What the task requires: When the string "Model" occurs in a line of the records, show that line.

Dataset records:

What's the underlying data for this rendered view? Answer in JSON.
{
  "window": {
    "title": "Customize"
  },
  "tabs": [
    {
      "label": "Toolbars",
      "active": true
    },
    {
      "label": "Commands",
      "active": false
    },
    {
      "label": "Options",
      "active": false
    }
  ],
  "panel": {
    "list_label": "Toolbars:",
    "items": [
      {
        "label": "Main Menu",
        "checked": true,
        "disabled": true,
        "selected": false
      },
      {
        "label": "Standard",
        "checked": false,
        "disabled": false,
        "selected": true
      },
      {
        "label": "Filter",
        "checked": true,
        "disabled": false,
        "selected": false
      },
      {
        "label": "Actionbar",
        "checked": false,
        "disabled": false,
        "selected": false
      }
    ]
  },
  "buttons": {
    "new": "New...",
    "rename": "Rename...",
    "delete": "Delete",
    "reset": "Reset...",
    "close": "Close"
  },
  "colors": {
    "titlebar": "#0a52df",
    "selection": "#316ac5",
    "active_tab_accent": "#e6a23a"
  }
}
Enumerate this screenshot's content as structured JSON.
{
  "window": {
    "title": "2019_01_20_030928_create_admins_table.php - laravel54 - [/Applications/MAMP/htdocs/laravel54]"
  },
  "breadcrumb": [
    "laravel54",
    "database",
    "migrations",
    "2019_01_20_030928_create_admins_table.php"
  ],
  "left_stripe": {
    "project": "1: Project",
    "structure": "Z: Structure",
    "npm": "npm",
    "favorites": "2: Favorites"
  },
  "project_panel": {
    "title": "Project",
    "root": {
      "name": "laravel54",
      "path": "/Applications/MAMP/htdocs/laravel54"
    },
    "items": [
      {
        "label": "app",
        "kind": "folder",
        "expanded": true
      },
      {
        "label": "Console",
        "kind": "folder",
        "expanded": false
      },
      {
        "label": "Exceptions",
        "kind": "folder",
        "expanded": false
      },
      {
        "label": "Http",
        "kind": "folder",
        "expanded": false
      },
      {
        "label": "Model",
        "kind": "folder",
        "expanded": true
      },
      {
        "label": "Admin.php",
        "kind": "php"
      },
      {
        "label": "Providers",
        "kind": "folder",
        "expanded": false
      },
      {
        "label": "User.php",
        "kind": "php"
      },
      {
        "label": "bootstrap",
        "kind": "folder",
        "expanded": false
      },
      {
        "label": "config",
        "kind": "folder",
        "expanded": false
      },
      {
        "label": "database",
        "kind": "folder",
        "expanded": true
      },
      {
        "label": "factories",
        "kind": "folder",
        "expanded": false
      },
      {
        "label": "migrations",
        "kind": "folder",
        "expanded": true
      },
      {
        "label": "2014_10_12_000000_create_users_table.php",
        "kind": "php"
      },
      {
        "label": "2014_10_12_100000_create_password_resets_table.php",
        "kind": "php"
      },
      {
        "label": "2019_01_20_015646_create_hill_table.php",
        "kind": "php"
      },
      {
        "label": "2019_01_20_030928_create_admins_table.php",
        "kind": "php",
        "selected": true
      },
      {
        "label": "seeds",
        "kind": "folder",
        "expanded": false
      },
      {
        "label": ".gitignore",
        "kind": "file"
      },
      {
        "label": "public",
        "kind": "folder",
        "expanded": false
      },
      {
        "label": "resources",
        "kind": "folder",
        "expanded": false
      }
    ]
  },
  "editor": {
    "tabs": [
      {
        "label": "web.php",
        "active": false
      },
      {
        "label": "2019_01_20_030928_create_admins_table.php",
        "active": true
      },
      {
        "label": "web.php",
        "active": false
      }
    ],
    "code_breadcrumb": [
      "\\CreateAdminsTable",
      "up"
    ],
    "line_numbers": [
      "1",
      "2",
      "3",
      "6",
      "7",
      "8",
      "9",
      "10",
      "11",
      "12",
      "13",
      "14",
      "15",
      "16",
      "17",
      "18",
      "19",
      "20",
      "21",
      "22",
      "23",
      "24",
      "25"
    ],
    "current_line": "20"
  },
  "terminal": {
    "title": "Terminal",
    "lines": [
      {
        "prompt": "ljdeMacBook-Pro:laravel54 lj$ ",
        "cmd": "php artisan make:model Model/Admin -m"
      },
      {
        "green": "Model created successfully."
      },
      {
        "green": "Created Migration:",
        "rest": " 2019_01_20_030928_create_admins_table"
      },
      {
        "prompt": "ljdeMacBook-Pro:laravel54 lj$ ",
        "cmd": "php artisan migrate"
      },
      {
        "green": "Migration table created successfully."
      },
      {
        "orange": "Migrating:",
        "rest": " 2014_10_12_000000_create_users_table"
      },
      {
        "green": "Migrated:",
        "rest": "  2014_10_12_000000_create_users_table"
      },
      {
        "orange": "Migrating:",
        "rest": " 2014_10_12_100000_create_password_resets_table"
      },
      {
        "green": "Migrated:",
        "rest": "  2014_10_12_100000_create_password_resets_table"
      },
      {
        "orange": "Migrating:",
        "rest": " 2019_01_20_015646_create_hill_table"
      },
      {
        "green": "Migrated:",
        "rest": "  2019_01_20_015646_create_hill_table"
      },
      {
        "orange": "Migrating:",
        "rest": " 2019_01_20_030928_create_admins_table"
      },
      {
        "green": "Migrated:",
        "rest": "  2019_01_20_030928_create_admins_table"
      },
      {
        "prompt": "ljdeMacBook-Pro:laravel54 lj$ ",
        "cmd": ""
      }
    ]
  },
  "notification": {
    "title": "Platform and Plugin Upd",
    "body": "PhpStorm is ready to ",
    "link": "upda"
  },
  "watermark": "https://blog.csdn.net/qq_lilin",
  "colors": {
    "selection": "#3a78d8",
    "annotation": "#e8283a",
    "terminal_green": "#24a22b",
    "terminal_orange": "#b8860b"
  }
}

Exercise response:
        "label": "Model",
        "cmd": "php artisan make:model Model/Admin -m"
        "green": "Model created successfully."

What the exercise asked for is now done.